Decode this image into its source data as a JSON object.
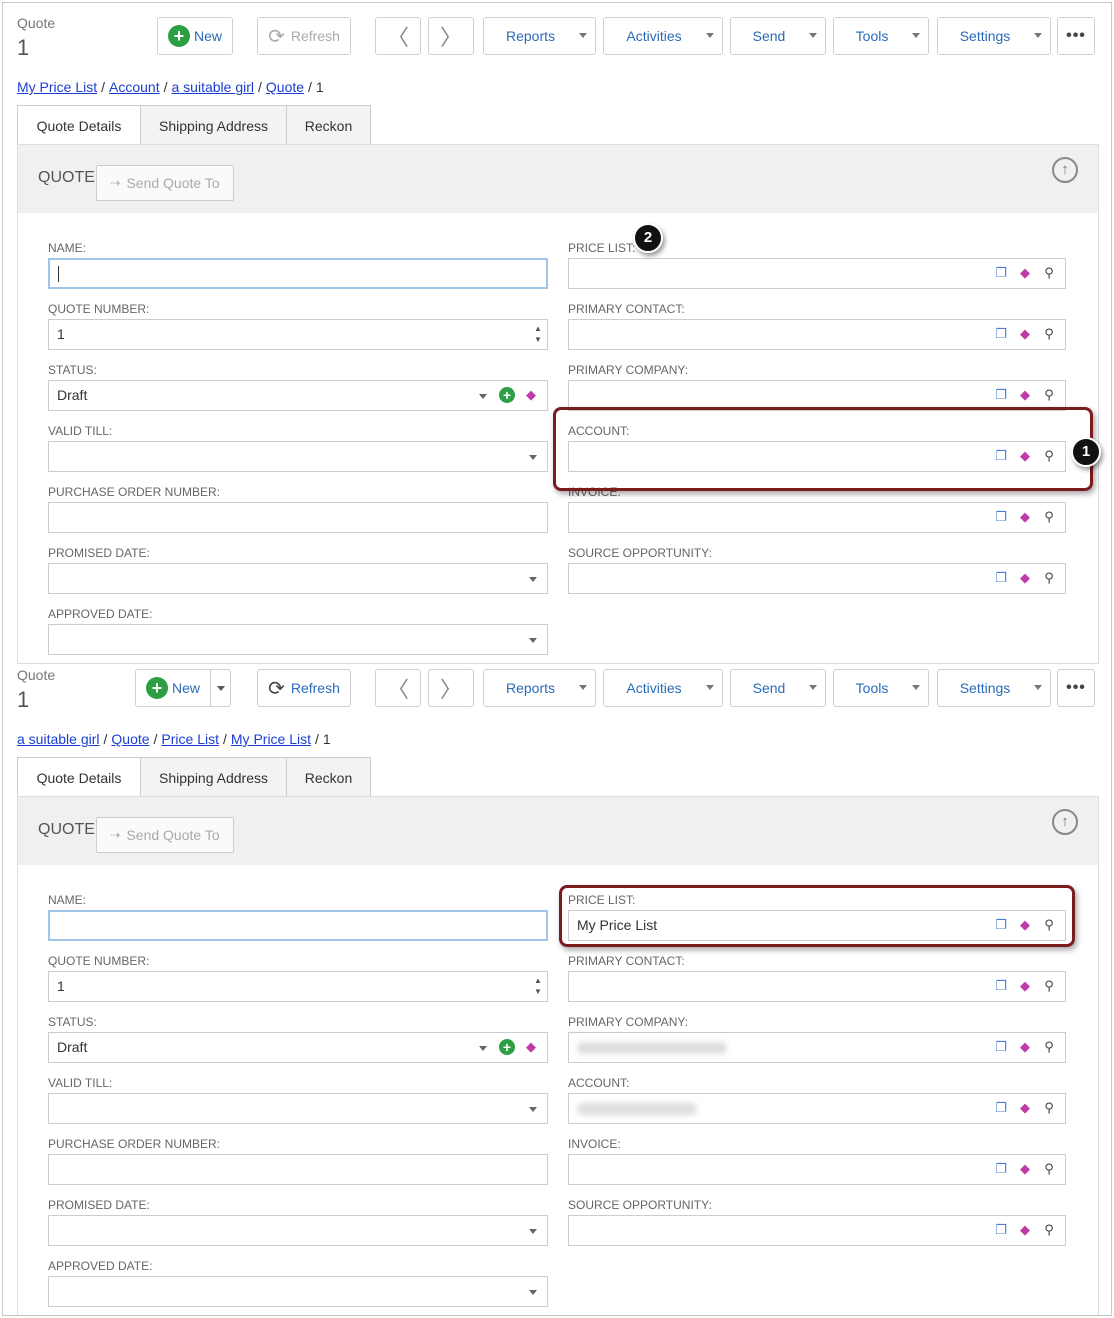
{
  "panels": [
    {
      "record_type": "Quote",
      "record_number": "1",
      "toolbar": {
        "new_label": "New",
        "refresh_label": "Refresh",
        "reports_label": "Reports",
        "activities_label": "Activities",
        "send_label": "Send",
        "tools_label": "Tools",
        "settings_label": "Settings"
      },
      "breadcrumb": [
        "My Price List",
        "Account",
        "a suitable girl",
        "Quote",
        "1"
      ],
      "tabs": [
        "Quote Details",
        "Shipping Address",
        "Reckon"
      ],
      "section_title": "QUOTE",
      "send_quote_label": "Send Quote To",
      "fields": {
        "name_label": "NAME:",
        "name_value": "",
        "quote_number_label": "QUOTE NUMBER:",
        "quote_number_value": "1",
        "status_label": "STATUS:",
        "status_value": "Draft",
        "valid_till_label": "VALID TILL:",
        "po_number_label": "PURCHASE ORDER NUMBER:",
        "promised_date_label": "PROMISED DATE:",
        "approved_date_label": "APPROVED DATE:",
        "price_list_label": "PRICE LIST:",
        "price_list_value": "",
        "primary_contact_label": "PRIMARY CONTACT:",
        "primary_company_label": "PRIMARY COMPANY:",
        "account_label": "ACCOUNT:",
        "invoice_label": "INVOICE:",
        "source_opportunity_label": "SOURCE OPPORTUNITY:"
      },
      "markers": [
        "2",
        "1"
      ]
    },
    {
      "record_type": "Quote",
      "record_number": "1",
      "toolbar": {
        "new_label": "New",
        "refresh_label": "Refresh",
        "reports_label": "Reports",
        "activities_label": "Activities",
        "send_label": "Send",
        "tools_label": "Tools",
        "settings_label": "Settings"
      },
      "breadcrumb": [
        "a suitable girl",
        "Quote",
        "Price List",
        "My Price List",
        "1"
      ],
      "tabs": [
        "Quote Details",
        "Shipping Address",
        "Reckon"
      ],
      "section_title": "QUOTE",
      "send_quote_label": "Send Quote To",
      "fields": {
        "name_label": "NAME:",
        "name_value": "",
        "quote_number_label": "QUOTE NUMBER:",
        "quote_number_value": "1",
        "status_label": "STATUS:",
        "status_value": "Draft",
        "valid_till_label": "VALID TILL:",
        "po_number_label": "PURCHASE ORDER NUMBER:",
        "promised_date_label": "PROMISED DATE:",
        "approved_date_label": "APPROVED DATE:",
        "price_list_label": "PRICE LIST:",
        "price_list_value": "My Price List",
        "primary_contact_label": "PRIMARY CONTACT:",
        "primary_company_label": "PRIMARY COMPANY:",
        "account_label": "ACCOUNT:",
        "invoice_label": "INVOICE:",
        "source_opportunity_label": "SOURCE OPPORTUNITY:"
      }
    }
  ],
  "colors": {
    "link": "#1a3fd0",
    "toolbar_text": "#2a6bb8",
    "add_green": "#2e9e45",
    "highlight_border": "#7a1c1e",
    "eraser": "#c03aa8",
    "copy": "#4a7fd1"
  }
}
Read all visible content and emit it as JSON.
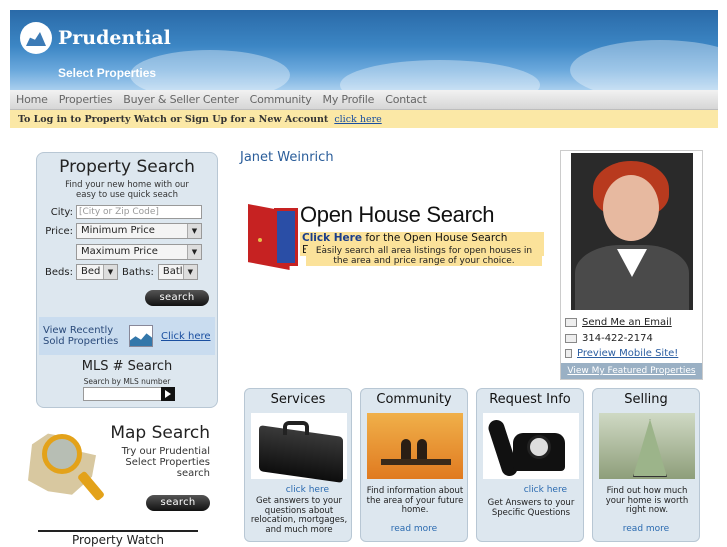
{
  "header": {
    "brand": "Prudential",
    "sub_brand": "Select Properties"
  },
  "nav": {
    "items": [
      "Home",
      "Properties",
      "Buyer & Seller Center",
      "Community",
      "My Profile",
      "Contact"
    ]
  },
  "login_bar": {
    "text": "To Log in to Property Watch or Sign Up for a New Account",
    "link": "click here"
  },
  "property_search": {
    "title": "Property Search",
    "subtitle_1": "Find your new home with our",
    "subtitle_2": "easy to use quick seach",
    "city_label": "City:",
    "city_placeholder": "[City or Zip Code]",
    "price_label": "Price:",
    "min_price": "Minimum Price",
    "max_price": "Maximum Price",
    "beds_label": "Beds:",
    "beds_value": "Bed",
    "baths_label": "Baths:",
    "baths_value": "Batl",
    "search_button": "search",
    "sold_text_1": "View Recently",
    "sold_text_2": "Sold Properties",
    "sold_link": "Click here",
    "mls_title": "MLS # Search",
    "mls_sub": "Search by MLS number"
  },
  "map_search": {
    "title": "Map Search",
    "sub_1": "Try our Prudential",
    "sub_2": "Select Properties",
    "sub_3": "search",
    "button": "search"
  },
  "property_watch": {
    "title": "Property Watch"
  },
  "agent": {
    "name": "Janet Weinrich",
    "email_link": "Send Me an Email",
    "phone": "314-422-2174",
    "mobile_link": "Preview Mobile Site!",
    "featured_link": "View My Featured Properties"
  },
  "open_house": {
    "title": "Open House Search",
    "click_here": "Click Here",
    "click_rest": "for the Open House Search Engine.",
    "desc_1": "Easily search all area listings for open houses in",
    "desc_2": "the area and price range of your choice."
  },
  "tiles": [
    {
      "title": "Services",
      "more": "click here",
      "desc": "Get answers to your questions about relocation, mortgages, and much more"
    },
    {
      "title": "Community",
      "more": "read more",
      "desc": "Find information about the area of your future home."
    },
    {
      "title": "Request Info",
      "more": "click here",
      "desc": "Get Answers to your Specific Questions"
    },
    {
      "title": "Selling",
      "more": "read more",
      "desc": "Find out how much your home is worth right now."
    }
  ]
}
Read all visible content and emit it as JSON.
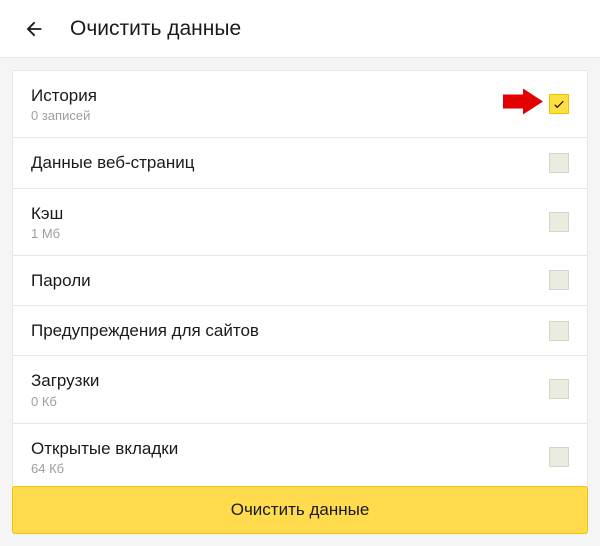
{
  "header": {
    "title": "Очистить данные"
  },
  "items": [
    {
      "label": "История",
      "sub": "0 записей",
      "checked": true,
      "annotated": true
    },
    {
      "label": "Данные веб-страниц",
      "sub": "",
      "checked": false,
      "annotated": false
    },
    {
      "label": "Кэш",
      "sub": "1 Мб",
      "checked": false,
      "annotated": false
    },
    {
      "label": "Пароли",
      "sub": "",
      "checked": false,
      "annotated": false
    },
    {
      "label": "Предупреждения для сайтов",
      "sub": "",
      "checked": false,
      "annotated": false
    },
    {
      "label": "Загрузки",
      "sub": "0 Кб",
      "checked": false,
      "annotated": false
    },
    {
      "label": "Открытые вкладки",
      "sub": "64 Кб",
      "checked": false,
      "annotated": false
    }
  ],
  "button": {
    "label": "Очистить данные"
  }
}
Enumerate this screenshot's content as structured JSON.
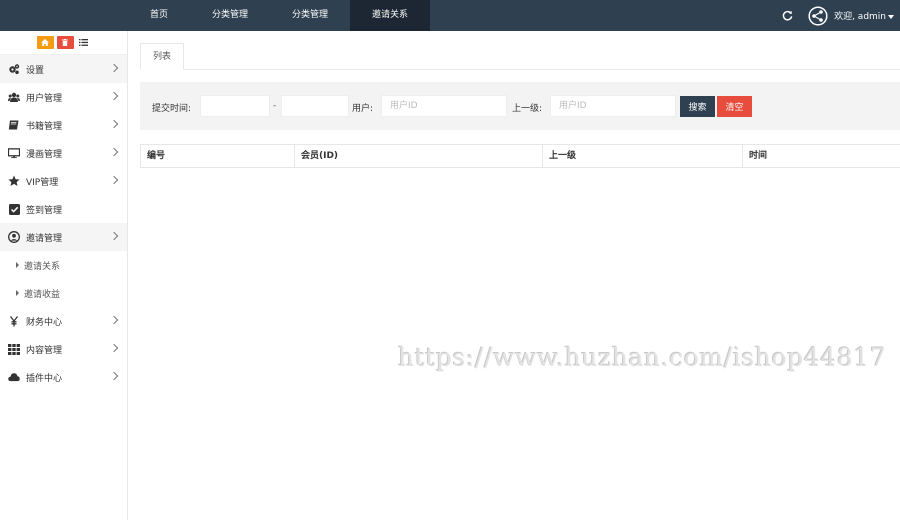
{
  "topnav": {
    "items": [
      {
        "label": "首页",
        "active": false
      },
      {
        "label": "分类管理",
        "active": false
      },
      {
        "label": "分类管理",
        "active": false
      },
      {
        "label": "邀请关系",
        "active": true
      }
    ]
  },
  "user": {
    "welcome": "欢迎, admin"
  },
  "sidebar": {
    "items": [
      {
        "label": "设置",
        "icon": "gears-icon"
      },
      {
        "label": "用户管理",
        "icon": "users-icon"
      },
      {
        "label": "书籍管理",
        "icon": "book-icon"
      },
      {
        "label": "漫画管理",
        "icon": "monitor-icon"
      },
      {
        "label": "VIP管理",
        "icon": "star-icon"
      },
      {
        "label": "签到管理",
        "icon": "checkbox-icon"
      },
      {
        "label": "邀请管理",
        "icon": "user-circle-icon"
      }
    ],
    "subitems": [
      {
        "label": "邀请关系"
      },
      {
        "label": "邀请收益"
      }
    ],
    "items2": [
      {
        "label": "财务中心",
        "icon": "yen-icon"
      },
      {
        "label": "内容管理",
        "icon": "grid-icon"
      },
      {
        "label": "插件中心",
        "icon": "cloud-icon"
      }
    ]
  },
  "tab": {
    "label": "列表"
  },
  "filter": {
    "time_label": "提交时间:",
    "dash": "-",
    "user_label": "用户:",
    "user_placeholder": "用户ID",
    "parent_label": "上一级:",
    "parent_placeholder": "用户ID",
    "search_btn": "搜索",
    "clear_btn": "清空"
  },
  "table": {
    "columns": [
      "编号",
      "会员(ID)",
      "上一级",
      "时间"
    ]
  },
  "watermark": "https://www.huzhan.com/ishop44817",
  "colors": {
    "topbar": "#2f4050",
    "active_nav": "#1d2733",
    "accent_red": "#e74c3c",
    "accent_orange": "#f39c12"
  }
}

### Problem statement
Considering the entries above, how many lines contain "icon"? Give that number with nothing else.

### Task answer
10